Louise, when you started with post-editing (PE), were there any hurdles for you? Tell us about your initial fears and issues – if there were any?
I had only seen Google Translate and had a natural fear of being made redundant – that a machine would be doing my job, and a poor one at that. I was afraid that quality would no longer be important. As we could see the engines learn and adapt and follow the evolution of machine translation (MT), this was replaced by a genuine feeling of "yay – more help for me".
To me, machine translation is just another tool in my toolbox. Most translators already use CAT tools with translation memories and term bases and pre-translate the files to leverage previous translations – this has been taken one step further by having a machine take care of the more simple and repetitive translation work and using algorithms to create a new sort of fuzzy matches. I save so many key strokes by having a lot of words already typed for me. I sometimes compare it to cooking: most of us wouldn't do without our food processors or hand mixers to do the tough work – we can then focus on the more delicate work.
What engine are you using when doing post editing and are some engines better than others?

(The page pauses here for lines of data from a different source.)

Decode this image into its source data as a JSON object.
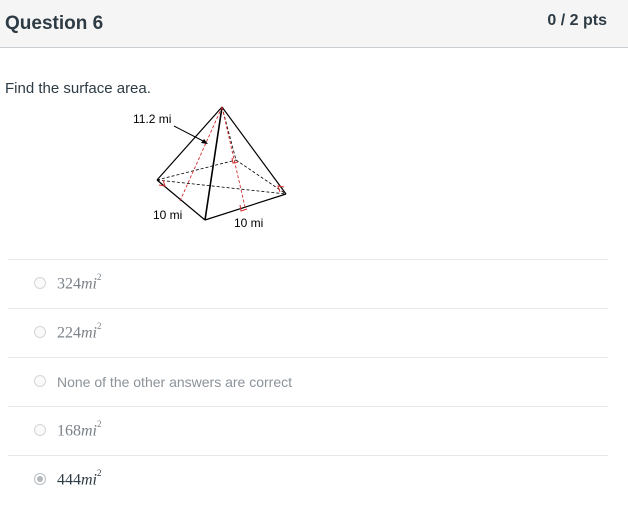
{
  "question": {
    "title": "Question 6",
    "points": "0 / 2 pts",
    "prompt": "Find the surface area."
  },
  "figure": {
    "slant_label": "11.2 mi",
    "base_label_left": "10 mi",
    "base_label_right": "10 mi"
  },
  "answers": [
    {
      "number": "324",
      "unit": "mi",
      "exponent": "2",
      "selected": false
    },
    {
      "number": "224",
      "unit": "mi",
      "exponent": "2",
      "selected": false
    },
    {
      "text": "None of the other answers are correct",
      "selected": false
    },
    {
      "number": "168",
      "unit": "mi",
      "exponent": "2",
      "selected": false
    },
    {
      "number": "444",
      "unit": "mi",
      "exponent": "2",
      "selected": true
    }
  ]
}
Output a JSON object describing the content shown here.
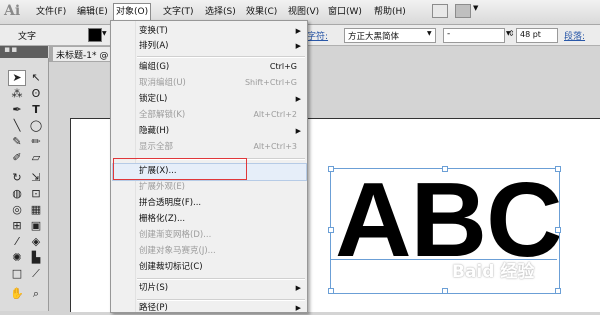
{
  "app": {
    "logo": "Ai"
  },
  "menubar": {
    "items": [
      {
        "label": "文件(F)"
      },
      {
        "label": "编辑(E)"
      },
      {
        "label": "对象(O)"
      },
      {
        "label": "文字(T)"
      },
      {
        "label": "选择(S)"
      },
      {
        "label": "效果(C)"
      },
      {
        "label": "视图(V)"
      },
      {
        "label": "窗口(W)"
      },
      {
        "label": "帮助(H)"
      }
    ],
    "active": "对象(O)"
  },
  "controlbar": {
    "object_type": "文字",
    "character_label": "字符:",
    "font_family": "方正大黑简体",
    "font_style": "-",
    "font_size": "48 pt",
    "paragraph_label": "段落:"
  },
  "document": {
    "tab_title": "未标题-1* @ 3"
  },
  "artwork": {
    "text": "ABC"
  },
  "watermark": "Baid 经验",
  "object_menu": {
    "items": [
      {
        "label": "变换(T)",
        "submenu": true
      },
      {
        "label": "排列(A)",
        "submenu": true
      },
      {
        "label": "编组(G)",
        "shortcut": "Ctrl+G"
      },
      {
        "label": "取消编组(U)",
        "shortcut": "Shift+Ctrl+G",
        "disabled": true
      },
      {
        "label": "锁定(L)",
        "submenu": true
      },
      {
        "label": "全部解锁(K)",
        "shortcut": "Alt+Ctrl+2",
        "disabled": true
      },
      {
        "label": "隐藏(H)",
        "submenu": true
      },
      {
        "label": "显示全部",
        "shortcut": "Alt+Ctrl+3",
        "disabled": true
      },
      {
        "label": "扩展(X)...",
        "highlighted": true
      },
      {
        "label": "扩展外观(E)",
        "disabled": true
      },
      {
        "label": "拼合透明度(F)..."
      },
      {
        "label": "栅格化(Z)..."
      },
      {
        "label": "创建渐变网格(D)...",
        "disabled": true
      },
      {
        "label": "创建对象马赛克(J)...",
        "disabled": true
      },
      {
        "label": "创建裁切标记(C)"
      },
      {
        "label": "切片(S)",
        "submenu": true
      },
      {
        "label": "路径(P)",
        "submenu": true
      }
    ]
  },
  "colors": {
    "highlight_border": "#e0373a",
    "selection_blue": "#6b9fd6",
    "link_blue": "#2a58a8"
  }
}
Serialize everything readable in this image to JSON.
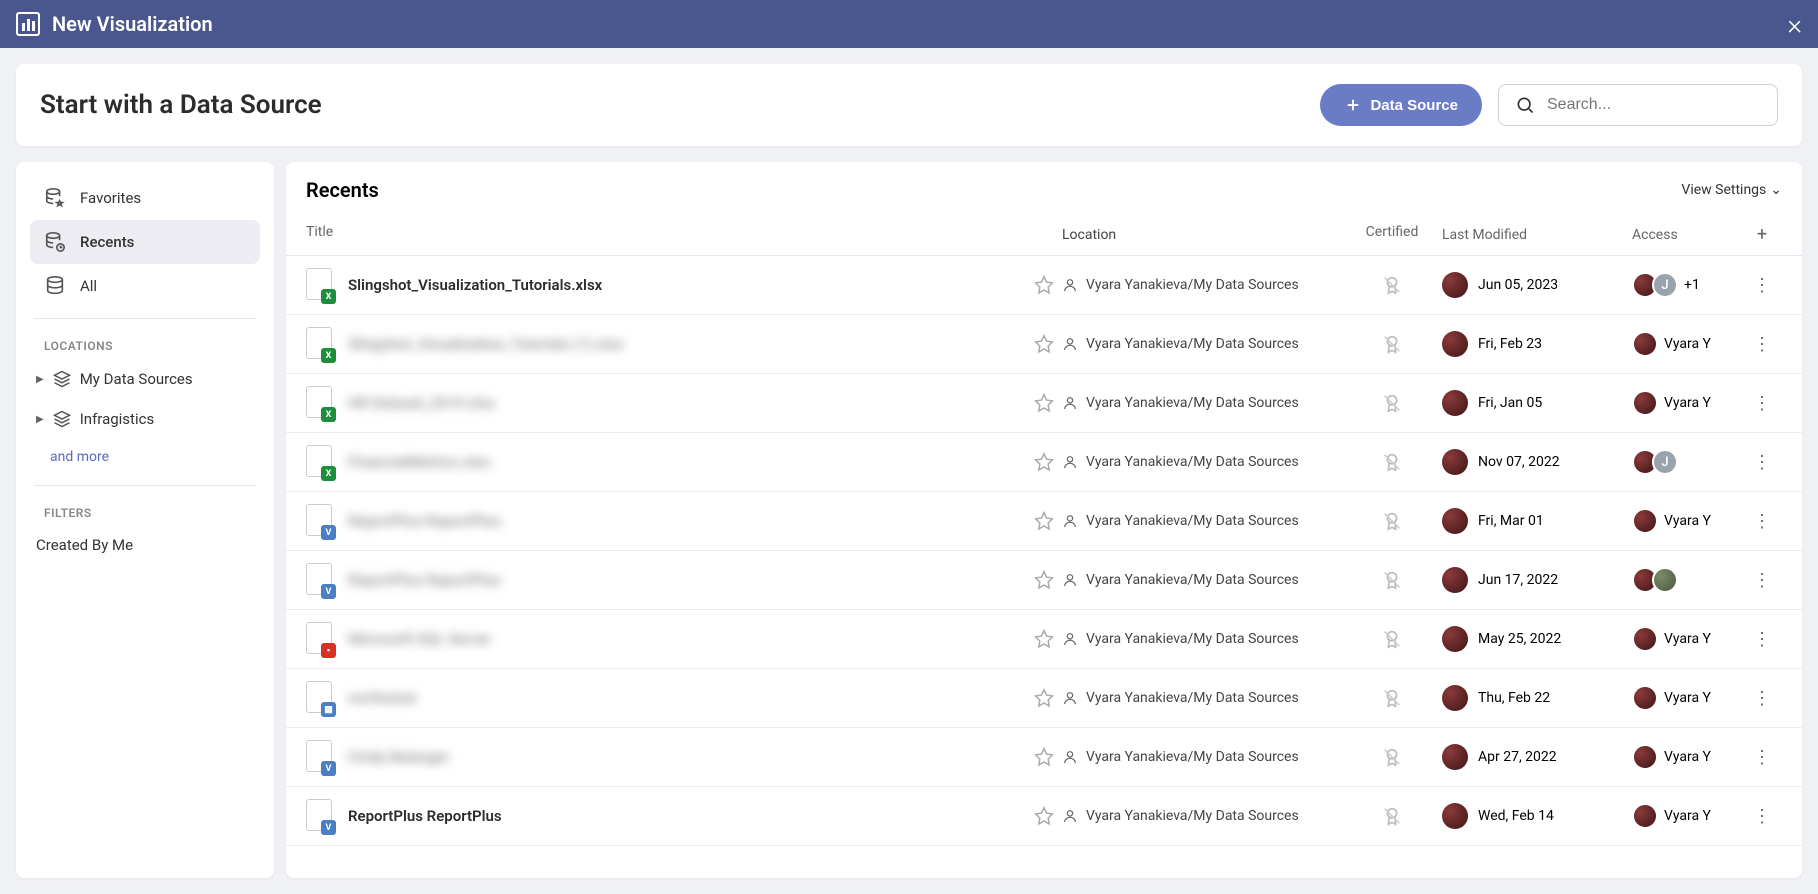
{
  "header": {
    "title": "New Visualization"
  },
  "toolbar": {
    "title": "Start with a Data Source",
    "add_button": "Data Source",
    "search_placeholder": "Search..."
  },
  "sidebar": {
    "items": [
      {
        "label": "Favorites"
      },
      {
        "label": "Recents"
      },
      {
        "label": "All"
      }
    ],
    "locations_heading": "Locations",
    "locations": [
      {
        "label": "My Data Sources"
      },
      {
        "label": "Infragistics"
      }
    ],
    "more_link": "and more",
    "filters_heading": "Filters",
    "filter_created": "Created By Me"
  },
  "main": {
    "title": "Recents",
    "view_settings": "View Settings",
    "columns": {
      "title": "Title",
      "location": "Location",
      "certified": "Certified",
      "modified": "Last Modified",
      "access": "Access"
    },
    "rows": [
      {
        "title": "Slingshot_Visualization_Tutorials.xlsx",
        "blurred": false,
        "icon": "xlsx",
        "location": "Vyara Yanakieva/My Data Sources",
        "modified": "Jun 05, 2023",
        "access_text": "+1",
        "access_avatars": [
          "user",
          "grey"
        ]
      },
      {
        "title": "Slingshot_Visualization_Tutorials (1).xlsx",
        "blurred": true,
        "icon": "xlsx",
        "location": "Vyara Yanakieva/My Data Sources",
        "modified": "Fri, Feb 23",
        "access_text": "Vyara Y",
        "access_avatars": [
          "user"
        ]
      },
      {
        "title": "HR Dataset_2019.xlsx",
        "blurred": true,
        "icon": "xlsx",
        "location": "Vyara Yanakieva/My Data Sources",
        "modified": "Fri, Jan 05",
        "access_text": "Vyara Y",
        "access_avatars": [
          "user"
        ]
      },
      {
        "title": "FinancialMetrics.xlsx",
        "blurred": true,
        "icon": "xlsx",
        "location": "Vyara Yanakieva/My Data Sources",
        "modified": "Nov 07, 2022",
        "access_text": "",
        "access_avatars": [
          "user",
          "grey"
        ]
      },
      {
        "title": "ReportPlus ReportPlus",
        "blurred": true,
        "icon": "v",
        "location": "Vyara Yanakieva/My Data Sources",
        "modified": "Fri, Mar 01",
        "access_text": "Vyara Y",
        "access_avatars": [
          "user"
        ]
      },
      {
        "title": "ReportPlus ReportPlus",
        "blurred": true,
        "icon": "v",
        "location": "Vyara Yanakieva/My Data Sources",
        "modified": "Jun 17, 2022",
        "access_text": "",
        "access_avatars": [
          "user",
          "alt"
        ]
      },
      {
        "title": "Microsoft SQL Server",
        "blurred": true,
        "icon": "pdf",
        "location": "Vyara Yanakieva/My Data Sources",
        "modified": "May 25, 2022",
        "access_text": "Vyara Y",
        "access_avatars": [
          "user"
        ]
      },
      {
        "title": "northwind",
        "blurred": true,
        "icon": "db",
        "location": "Vyara Yanakieva/My Data Sources",
        "modified": "Thu, Feb 22",
        "access_text": "Vyara Y",
        "access_avatars": [
          "user"
        ]
      },
      {
        "title": "Cindy Belanger",
        "blurred": true,
        "icon": "v",
        "location": "Vyara Yanakieva/My Data Sources",
        "modified": "Apr 27, 2022",
        "access_text": "Vyara Y",
        "access_avatars": [
          "user"
        ]
      },
      {
        "title": "ReportPlus ReportPlus",
        "blurred": false,
        "icon": "v",
        "location": "Vyara Yanakieva/My Data Sources",
        "modified": "Wed, Feb 14",
        "access_text": "Vyara Y",
        "access_avatars": [
          "user"
        ]
      }
    ]
  }
}
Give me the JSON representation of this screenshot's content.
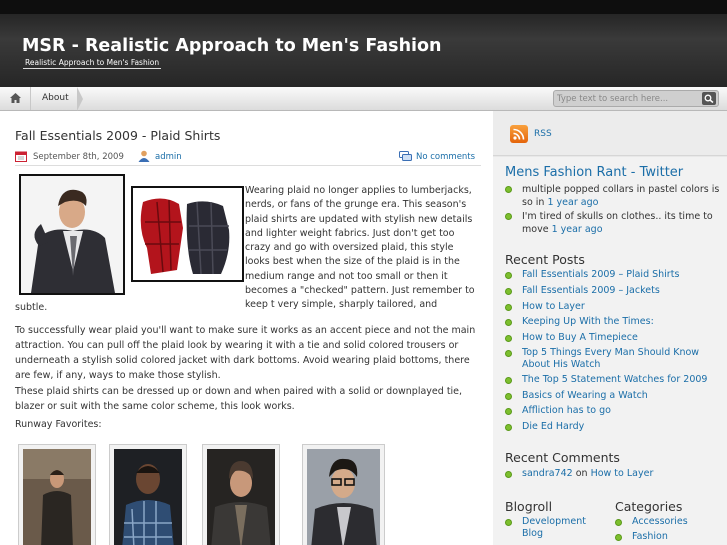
{
  "header": {
    "title": "MSR - Realistic Approach to Men's Fashion",
    "tagline": "Realistic Approach to Men's Fashion"
  },
  "nav": {
    "home_icon": "home-icon",
    "items": [
      {
        "label": "About"
      }
    ]
  },
  "search": {
    "placeholder": "Type text to search here...",
    "button_icon": "search-icon"
  },
  "post": {
    "title": "Fall Essentials 2009 - Plaid Shirts",
    "date": "September 8th, 2009",
    "author": "admin",
    "comments": "No comments",
    "intro": "Wearing plaid no longer applies to lumberjacks, nerds, or fans of the grunge era. This season's plaid shirts are updated with stylish new details and lighter weight fabrics. Just don't get too crazy and go with oversized plaid, this style looks best when the size of the plaid is in the medium range and not too small or then it becomes a \"checked\" pattern. Just remember to keep t very simple, sharply tailored, and",
    "intro_tail": "subtle.",
    "paragraph2": "To successfully wear plaid you'll want to make sure it works as an accent piece and not the main attraction. You can pull off the plaid look by wearing it with a tie and solid colored trousers or underneath a stylish solid colored jacket with dark bottoms. Avoid wearing plaid bottoms, there are few, if any, ways to make those stylish.",
    "paragraph3": "These plaid shirts can be dressed up or down and when paired with a solid or downplayed tie, blazer or suit with the same color scheme, this look works.",
    "runway_label": "Runway Favorites:"
  },
  "sidebar": {
    "rss_label": "RSS",
    "twitter": {
      "title": "Mens Fashion Rant - Twitter",
      "tweets": [
        {
          "text": "multiple popped collars in pastel colors is so in ",
          "time": "1 year ago"
        },
        {
          "text": "I'm tired of skulls on clothes.. its time to move ",
          "time": "1 year ago"
        }
      ]
    },
    "recent_posts": {
      "title": "Recent Posts",
      "items": [
        "Fall Essentials 2009 – Plaid Shirts",
        "Fall Essentials 2009 – Jackets",
        "How to Layer",
        "Keeping Up With the Times:",
        "How to Buy A Timepiece",
        "Top 5 Things Every Man Should Know About His Watch",
        "The Top 5 Statement Watches for 2009",
        "Basics of Wearing a Watch",
        "Affliction has to go",
        "Die Ed Hardy"
      ]
    },
    "recent_comments": {
      "title": "Recent Comments",
      "author": "sandra742",
      "on": " on ",
      "post": "How to Layer"
    },
    "blogroll": {
      "title": "Blogroll",
      "items": [
        "Development Blog"
      ]
    },
    "categories": {
      "title": "Categories",
      "items": [
        "Accessories",
        "Fashion"
      ]
    }
  },
  "colors": {
    "link": "#1b6ea8",
    "bullet": "#7dbf2e",
    "header_bg": "#2b2b2b"
  }
}
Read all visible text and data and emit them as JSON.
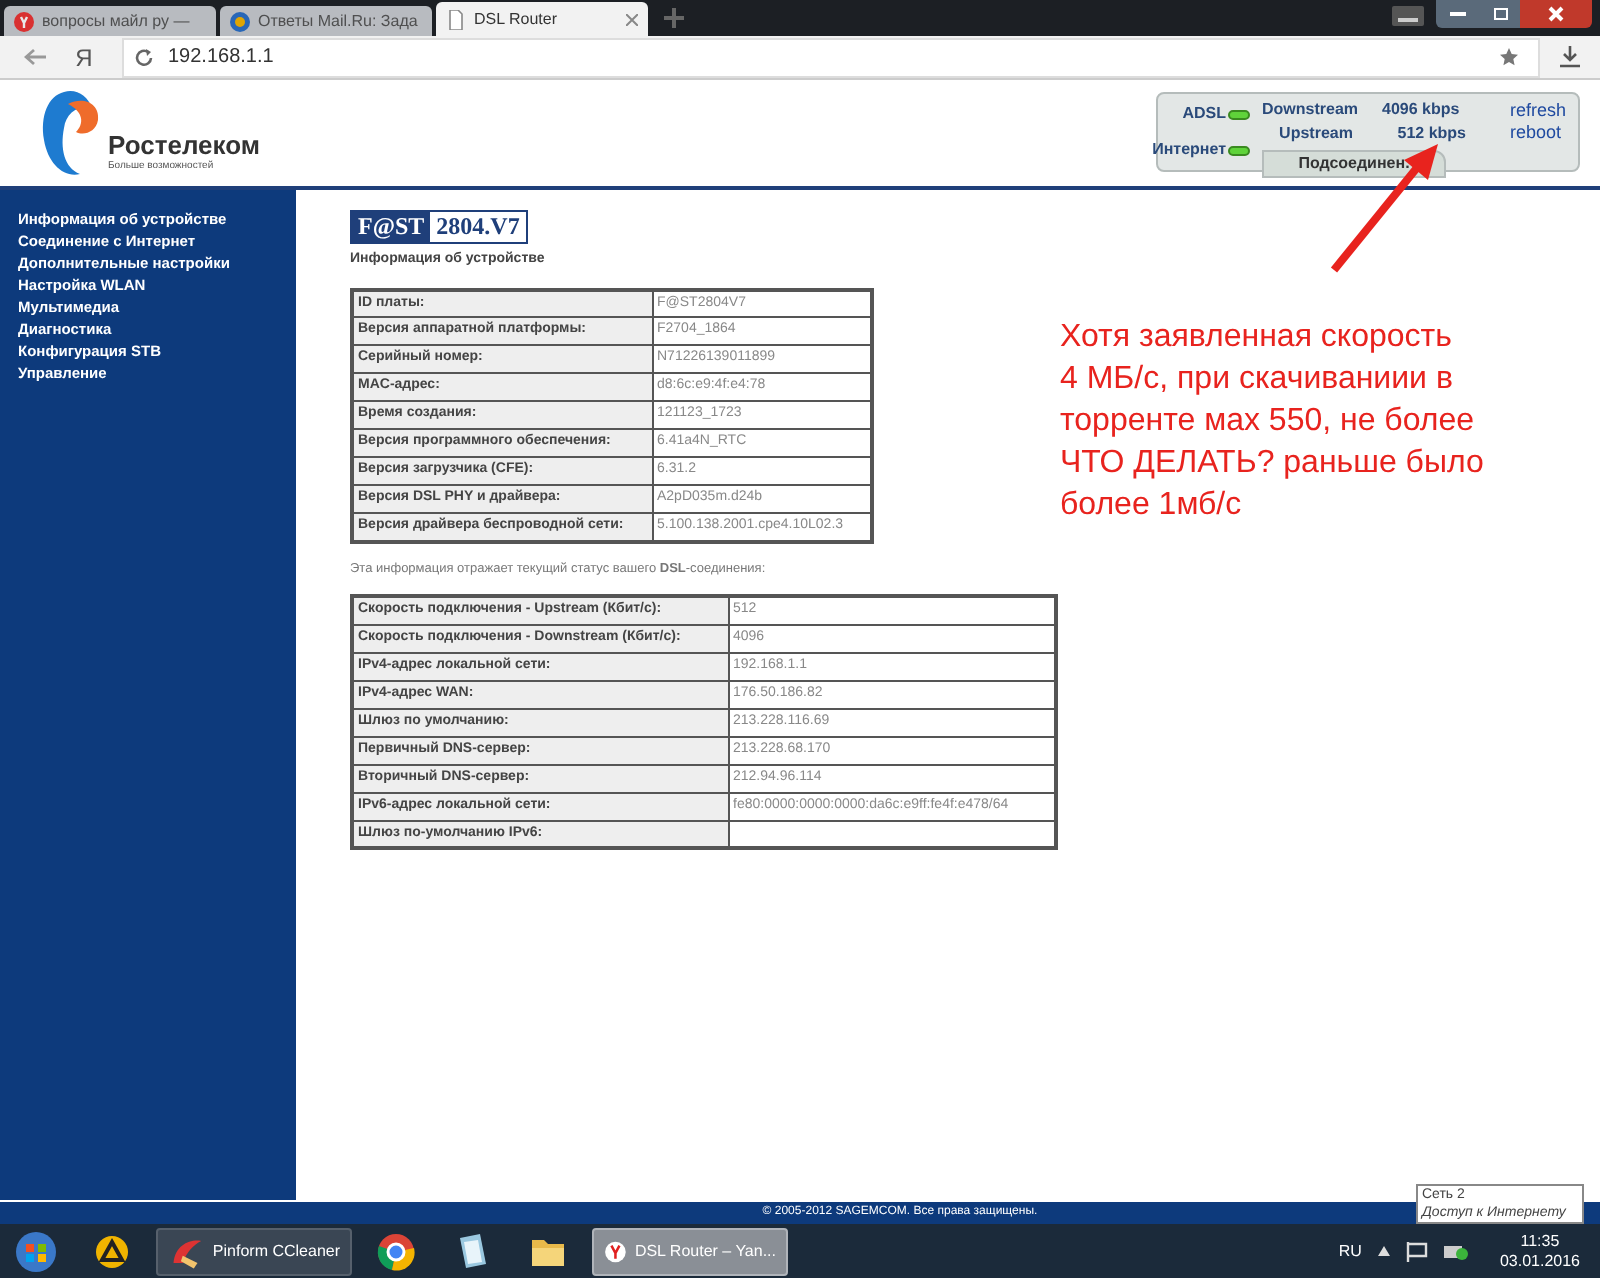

I normally work with client or area specific engines, meaning that they know the preferred terminology and phrasing from previous translations or common terminology within a field. There are generic engines available that will help you with generic translation; these require a little more work as they do not know what terms or phrasings to prefer over others, but they will still offer basic translations.
What was the most complicated part for you?
Learning when to leave well enough alone. As with all editing, we all have our own preferred phrases and style, and sometimes you need to put your preferential changes in a locked drawer. You need to acknowledge that this is an editing job, not a translation from scratch, and if you keep changing every little thing, you will lose the advantage of having machine assistance.
Was there anything that went more smoothly than you first thought it would?
I hadn't expected the term consistency that MT offers (when using specific engines). And sometimes the volumes and deadlines mean splitting work between several translators, and it can be very good to give them a common baseline to work from – the editor's job of streamlining work from three different translators with different preferences and styles will be a little easier when the framework is already outlined.
Are there different types of PEMT?
There are two flavours of post-editing of machine translation (PEMT): light and full. Light means editing the output from the engine to make sure that the translation is complete (nothing is added and nothing is missing). This is perhaps the most challenging form of PEMT for a translator; here you need to just do a basic edit – spellcheck (although machine translation is usually free of spelling errors, the translator may introduce typos during edit), quality check (numbers, tags) and grammar check (grammar and punctuation does not have to be 100% correct, just to a degree that the meaning is not distorted). For the diligent linguist, it can be difficult to accept that it doesn't have to be perfect. Anything that is not for print or end customer facing could benefit from light post-edit, if deadlines are tight or someone just needs a basic understanding of the content.
I mostly work with full PEMT, which means that one linguist amends the output from the machine and transforms it into a translation of the same quality as a "normal" translation, and another linguist reviews this translation. The result should be as good as anything else you deliver; the difference is that you type less and don't look-up words in the dictionary quite as often. This frees up time to focus on the finer details or the difficult parts.
Would you say it is better for some texts than others?
Whenever you can use segment-based CAT tools for translation, you can benefit from machine translation to varying degrees. Basic manuals for printers, mobile phones, etc. will often be an absolute delight; the outcome really depends on the source text, which also goes for normal translation – if the text has been written in or translated into English by a non-native English speaker before translation into your language, you may be in for a quite challenging ride. If the text is written in a standardised way, using simple, straightforward phrasing, the results of machine translation can be impressive.
Texts with a lot of user interface references (names of buttons, menus, dialogue windows, etc.) that need to be kept bilingual can also be a challenge (although sometimes the results are quite good). Complex text with many sub-clauses can be challenging as well, as they are in normal translation.
As a rule of thumb, you can say that if the translation requires a specialised translator, PEMT should be done with a specialised engine.
Many translators are reluctant to work with post-editing due to the quality of the different MT engines. What would you like to say to them?
I would say that I wish they could see the output from machine translation in CAT tools today, and hope that they will try it out – and try again if the first few jobs didn't meet their expectations. As with everything, there is a learning curve, and this goes for suppliers, translators and engines. We all get better with practice.
How do you see yourself working in 10 years' time?
There is a Danish saying: "Predicting is difficult, especially the future", but I think that in 10 years, all non-literary translation will be machine assisted, and the role of the translator will have morphed into a linguistic advisor or localiser focusing on tweaking or fine-tuning translations and ensuring correctness in context.